- _TASK GOAL_: Your response must be the entire set of entries, reproduced word for word.

- _SUPPLIED ENTRIES_:

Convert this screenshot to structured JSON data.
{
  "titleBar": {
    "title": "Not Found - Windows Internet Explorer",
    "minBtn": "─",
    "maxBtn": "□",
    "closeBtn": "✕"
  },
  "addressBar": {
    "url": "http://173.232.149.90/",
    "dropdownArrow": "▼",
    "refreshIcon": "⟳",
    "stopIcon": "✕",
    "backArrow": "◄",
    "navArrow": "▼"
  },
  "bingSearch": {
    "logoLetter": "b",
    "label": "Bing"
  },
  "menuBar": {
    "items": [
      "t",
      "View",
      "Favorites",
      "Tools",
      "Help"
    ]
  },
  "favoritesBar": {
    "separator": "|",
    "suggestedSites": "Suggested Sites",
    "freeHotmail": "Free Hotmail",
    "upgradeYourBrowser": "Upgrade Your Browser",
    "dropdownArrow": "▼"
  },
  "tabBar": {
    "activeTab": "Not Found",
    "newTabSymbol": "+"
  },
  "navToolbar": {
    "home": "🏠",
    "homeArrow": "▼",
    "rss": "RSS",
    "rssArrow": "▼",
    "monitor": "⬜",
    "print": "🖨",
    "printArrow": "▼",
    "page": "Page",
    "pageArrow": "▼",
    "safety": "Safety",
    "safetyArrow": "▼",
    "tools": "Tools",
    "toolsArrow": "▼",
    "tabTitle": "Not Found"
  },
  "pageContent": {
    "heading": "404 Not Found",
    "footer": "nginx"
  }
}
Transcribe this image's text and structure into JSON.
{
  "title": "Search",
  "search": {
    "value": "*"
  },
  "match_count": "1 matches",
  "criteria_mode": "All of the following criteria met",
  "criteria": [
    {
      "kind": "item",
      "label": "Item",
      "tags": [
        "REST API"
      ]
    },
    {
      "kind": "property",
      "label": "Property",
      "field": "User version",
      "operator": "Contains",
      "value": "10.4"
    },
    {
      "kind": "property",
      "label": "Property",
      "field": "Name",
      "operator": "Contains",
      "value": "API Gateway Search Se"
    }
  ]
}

- _ANSWER FOR THIS EXERCISE_:
Convert this screenshot to structured JSON data.
{
  "titleBar": {
    "title": "Not Found - Windows Internet Explorer",
    "minBtn": "─",
    "maxBtn": "□",
    "closeBtn": "✕"
  },
  "addressBar": {
    "url": "http://173.232.149.90/",
    "dropdownArrow": "▼",
    "refreshIcon": "⟳",
    "stopIcon": "✕",
    "backArrow": "◄",
    "navArrow": "▼"
  },
  "bingSearch": {
    "logoLetter": "b",
    "label": "Bing"
  },
  "menuBar": {
    "items": [
      "t",
      "View",
      "Favorites",
      "Tools",
      "Help"
    ]
  },
  "favoritesBar": {
    "separator": "|",
    "suggestedSites": "Suggested Sites",
    "freeHotmail": "Free Hotmail",
    "upgradeYourBrowser": "Upgrade Your Browser",
    "dropdownArrow": "▼"
  },
  "tabBar": {
    "activeTab": "Not Found",
    "newTabSymbol": "+"
  },
  "navToolbar": {
    "home": "🏠",
    "homeArrow": "▼",
    "rss": "RSS",
    "rssArrow": "▼",
    "monitor": "⬜",
    "print": "🖨",
    "printArrow": "▼",
    "page": "Page",
    "pageArrow": "▼",
    "safety": "Safety",
    "safetyArrow": "▼",
    "tools": "Tools",
    "toolsArrow": "▼",
    "tabTitle": "Not Found"
  },
  "pageContent": {
    "heading": "404 Not Found",
    "footer": "nginx"
  }
}
Transcribe this image's text and structure into JSON.
{
  "title": "Search",
  "search": {
    "value": "*"
  },
  "match_count": "1 matches",
  "criteria_mode": "All of the following criteria met",
  "criteria": [
    {
      "kind": "item",
      "label": "Item",
      "tags": [
        "REST API"
      ]
    },
    {
      "kind": "property",
      "label": "Property",
      "field": "User version",
      "operator": "Contains",
      "value": "10.4"
    },
    {
      "kind": "property",
      "label": "Property",
      "field": "Name",
      "operator": "Contains",
      "value": "API Gateway Search Se"
    }
  ]
}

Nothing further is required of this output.